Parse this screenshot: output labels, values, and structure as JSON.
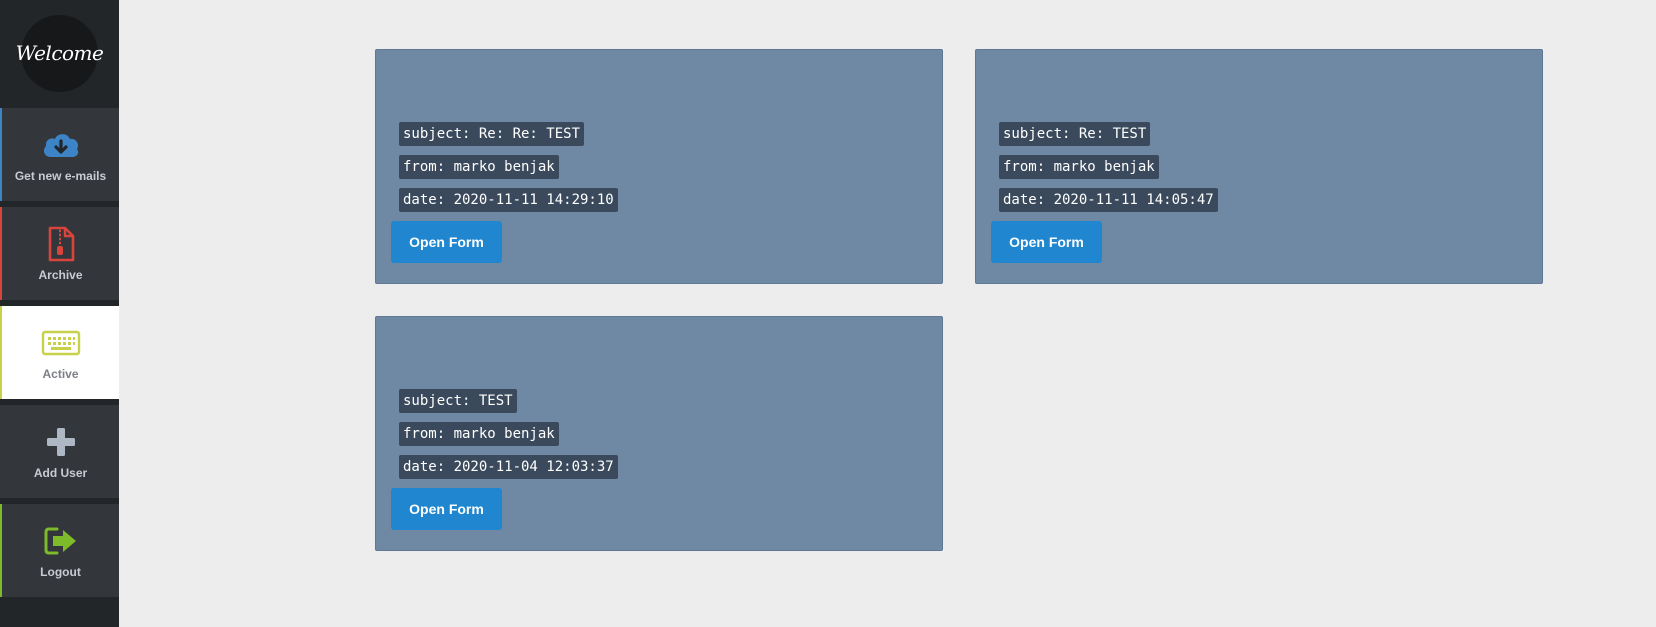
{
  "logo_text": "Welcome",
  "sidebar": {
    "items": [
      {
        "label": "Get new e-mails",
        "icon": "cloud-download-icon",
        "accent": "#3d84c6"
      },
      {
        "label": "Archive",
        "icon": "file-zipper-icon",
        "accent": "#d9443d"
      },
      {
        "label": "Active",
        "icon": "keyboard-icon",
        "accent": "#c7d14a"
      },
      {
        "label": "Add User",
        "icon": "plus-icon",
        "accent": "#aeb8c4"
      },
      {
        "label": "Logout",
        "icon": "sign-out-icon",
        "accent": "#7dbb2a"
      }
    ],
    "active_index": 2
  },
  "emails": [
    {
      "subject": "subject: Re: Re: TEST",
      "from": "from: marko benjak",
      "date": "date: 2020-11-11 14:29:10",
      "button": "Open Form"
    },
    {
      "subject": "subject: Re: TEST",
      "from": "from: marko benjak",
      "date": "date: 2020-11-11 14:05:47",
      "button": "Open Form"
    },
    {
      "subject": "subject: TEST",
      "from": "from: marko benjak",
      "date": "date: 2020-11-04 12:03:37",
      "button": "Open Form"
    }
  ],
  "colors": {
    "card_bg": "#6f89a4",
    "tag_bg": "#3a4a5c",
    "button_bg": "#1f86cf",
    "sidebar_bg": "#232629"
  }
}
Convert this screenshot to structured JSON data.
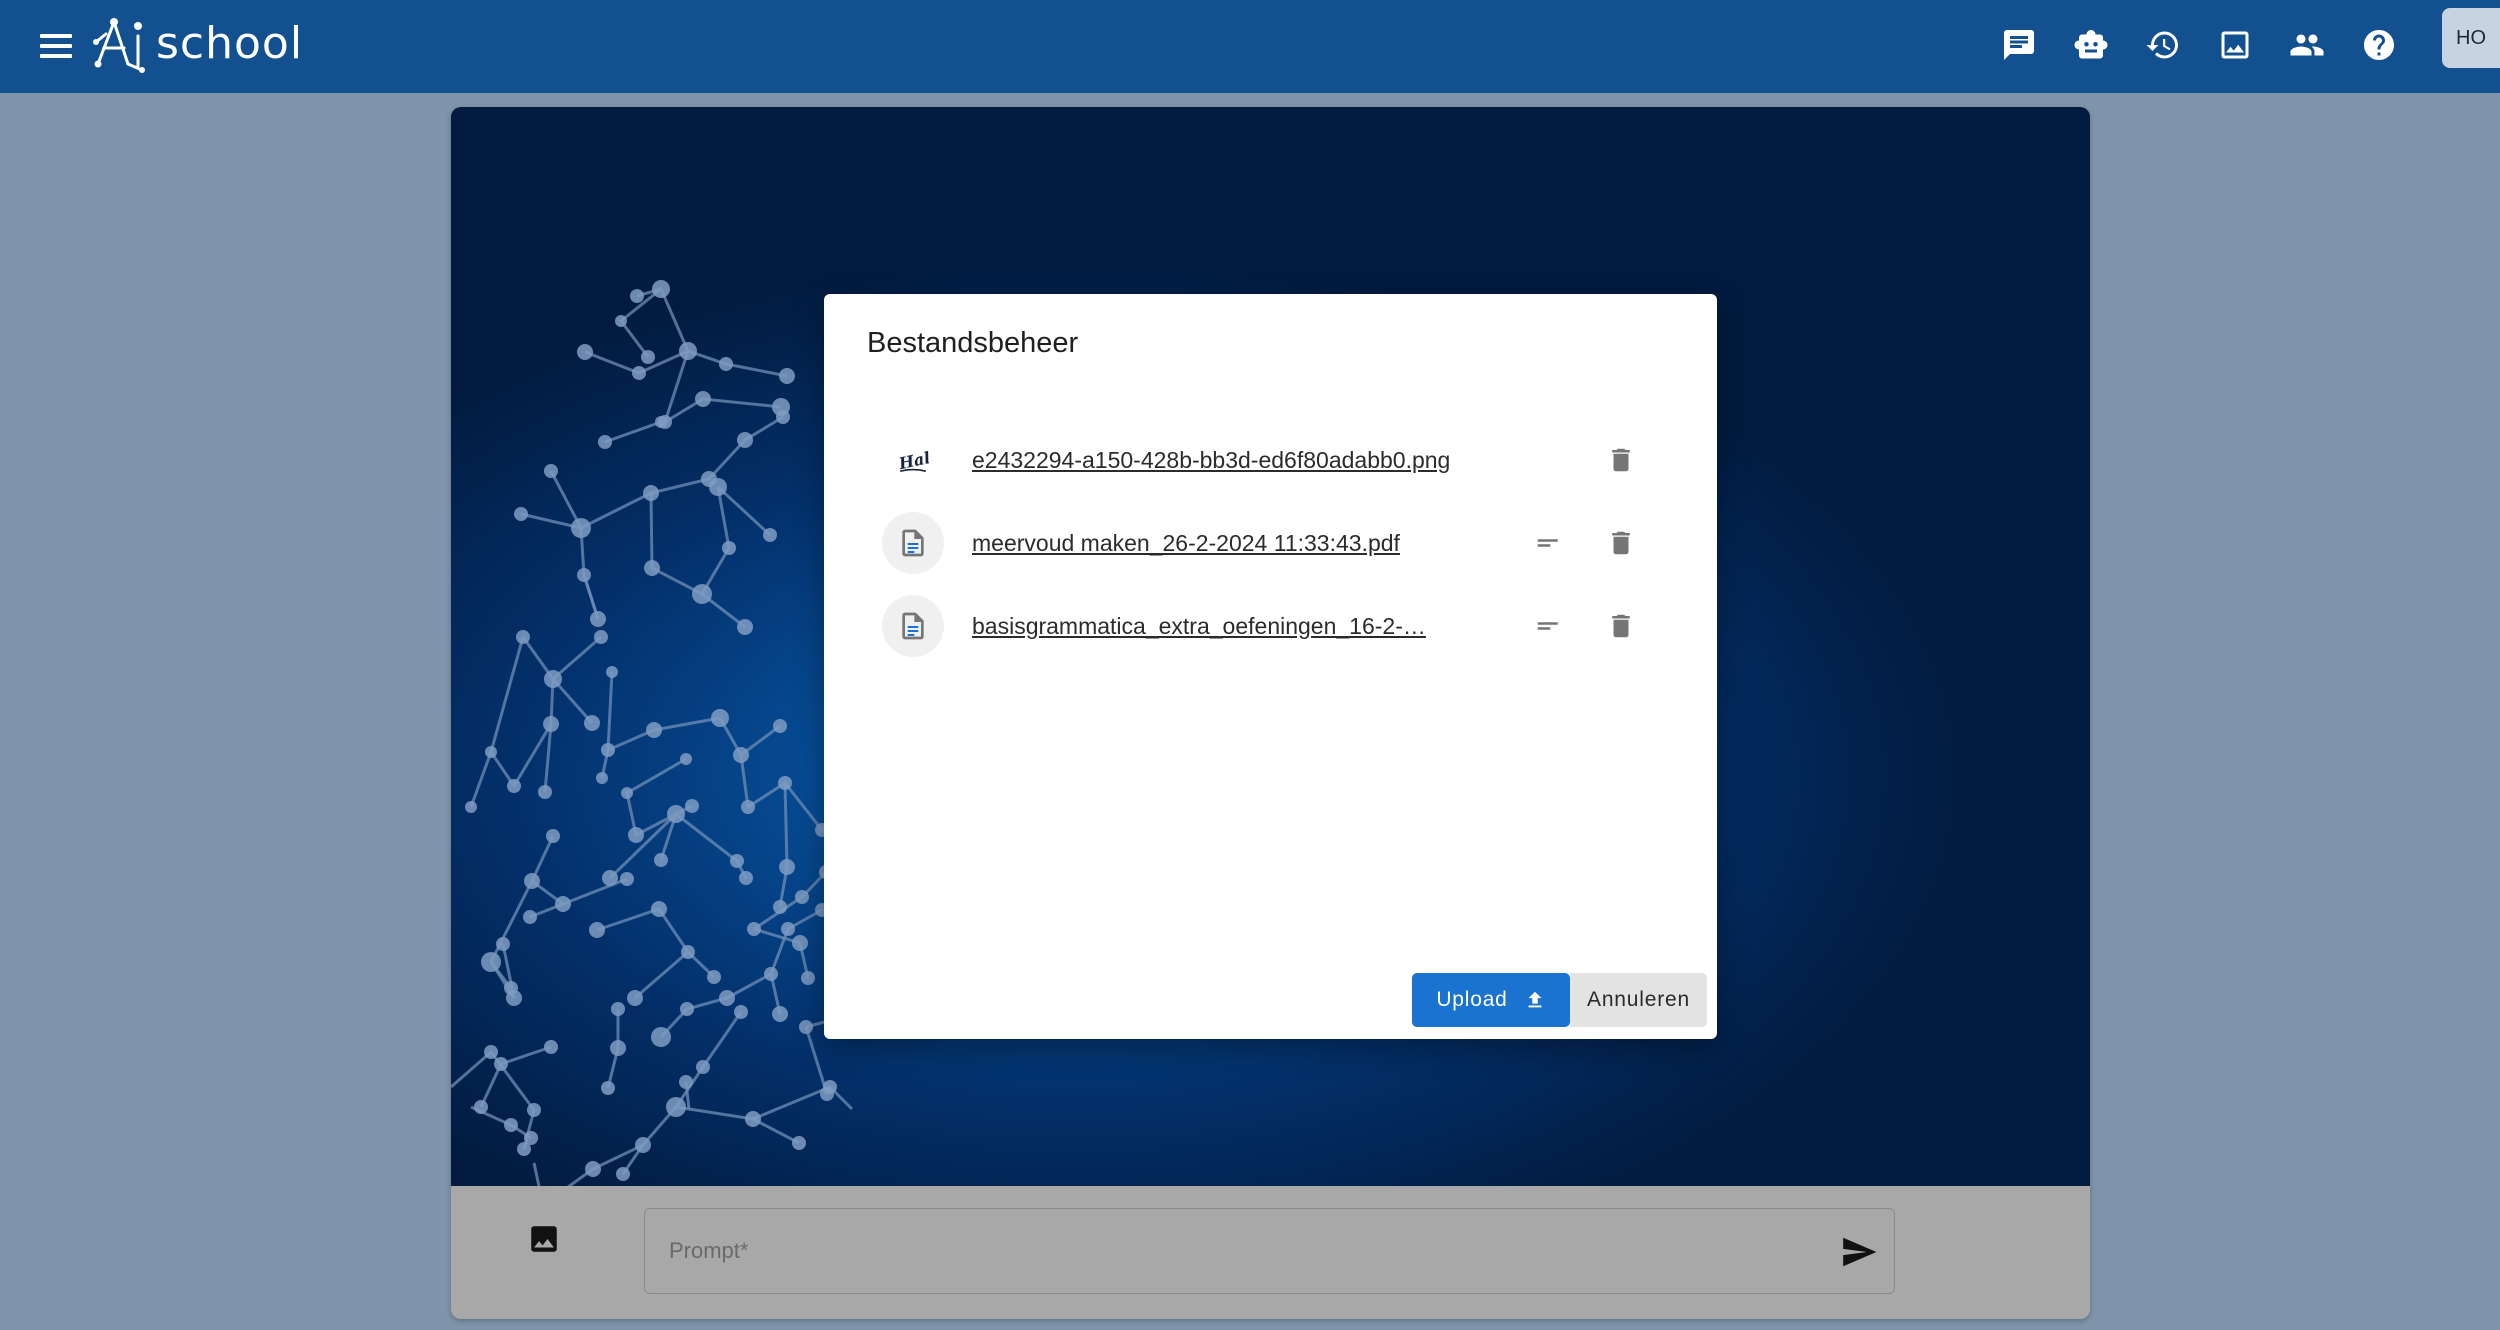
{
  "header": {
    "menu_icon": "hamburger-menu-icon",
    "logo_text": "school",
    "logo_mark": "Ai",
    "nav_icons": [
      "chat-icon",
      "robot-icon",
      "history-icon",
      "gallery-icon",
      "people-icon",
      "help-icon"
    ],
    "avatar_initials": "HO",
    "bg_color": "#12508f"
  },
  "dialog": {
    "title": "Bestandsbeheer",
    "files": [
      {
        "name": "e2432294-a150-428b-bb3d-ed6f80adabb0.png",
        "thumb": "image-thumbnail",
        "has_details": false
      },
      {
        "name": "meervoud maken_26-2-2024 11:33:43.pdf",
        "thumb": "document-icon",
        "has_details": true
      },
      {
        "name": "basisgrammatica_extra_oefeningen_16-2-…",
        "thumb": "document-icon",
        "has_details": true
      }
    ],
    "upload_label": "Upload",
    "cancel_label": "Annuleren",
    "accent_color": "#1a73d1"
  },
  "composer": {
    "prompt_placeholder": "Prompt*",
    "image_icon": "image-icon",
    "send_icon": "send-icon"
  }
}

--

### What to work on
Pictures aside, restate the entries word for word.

### Response to this exercise
Parse this screenshot: output labels, values, and structure as JSON.
{
  "logo_text": "Welcome",
  "sidebar": {
    "items": [
      {
        "label": "Get new e-mails",
        "icon": "cloud-download-icon",
        "accent": "#3d84c6"
      },
      {
        "label": "Archive",
        "icon": "file-zipper-icon",
        "accent": "#d9443d"
      },
      {
        "label": "Active",
        "icon": "keyboard-icon",
        "accent": "#c7d14a"
      },
      {
        "label": "Add User",
        "icon": "plus-icon",
        "accent": "#aeb8c4"
      },
      {
        "label": "Logout",
        "icon": "sign-out-icon",
        "accent": "#7dbb2a"
      }
    ],
    "active_index": 2
  },
  "emails": [
    {
      "subject": "subject: Re: Re: TEST",
      "from": "from: marko benjak",
      "date": "date: 2020-11-11 14:29:10",
      "button": "Open Form"
    },
    {
      "subject": "subject: Re: TEST",
      "from": "from: marko benjak",
      "date": "date: 2020-11-11 14:05:47",
      "button": "Open Form"
    },
    {
      "subject": "subject: TEST",
      "from": "from: marko benjak",
      "date": "date: 2020-11-04 12:03:37",
      "button": "Open Form"
    }
  ],
  "colors": {
    "card_bg": "#6f89a4",
    "tag_bg": "#3a4a5c",
    "button_bg": "#1f86cf",
    "sidebar_bg": "#232629"
  }
}
Convert this screenshot to structured JSON data.
{
  "header": {
    "menu_icon": "hamburger-menu-icon",
    "logo_text": "school",
    "logo_mark": "Ai",
    "nav_icons": [
      "chat-icon",
      "robot-icon",
      "history-icon",
      "gallery-icon",
      "people-icon",
      "help-icon"
    ],
    "avatar_initials": "HO",
    "bg_color": "#12508f"
  },
  "dialog": {
    "title": "Bestandsbeheer",
    "files": [
      {
        "name": "e2432294-a150-428b-bb3d-ed6f80adabb0.png",
        "thumb": "image-thumbnail",
        "has_details": false
      },
      {
        "name": "meervoud maken_26-2-2024 11:33:43.pdf",
        "thumb": "document-icon",
        "has_details": true
      },
      {
        "name": "basisgrammatica_extra_oefeningen_16-2-…",
        "thumb": "document-icon",
        "has_details": true
      }
    ],
    "upload_label": "Upload",
    "cancel_label": "Annuleren",
    "accent_color": "#1a73d1"
  },
  "composer": {
    "prompt_placeholder": "Prompt*",
    "image_icon": "image-icon",
    "send_icon": "send-icon"
  }
}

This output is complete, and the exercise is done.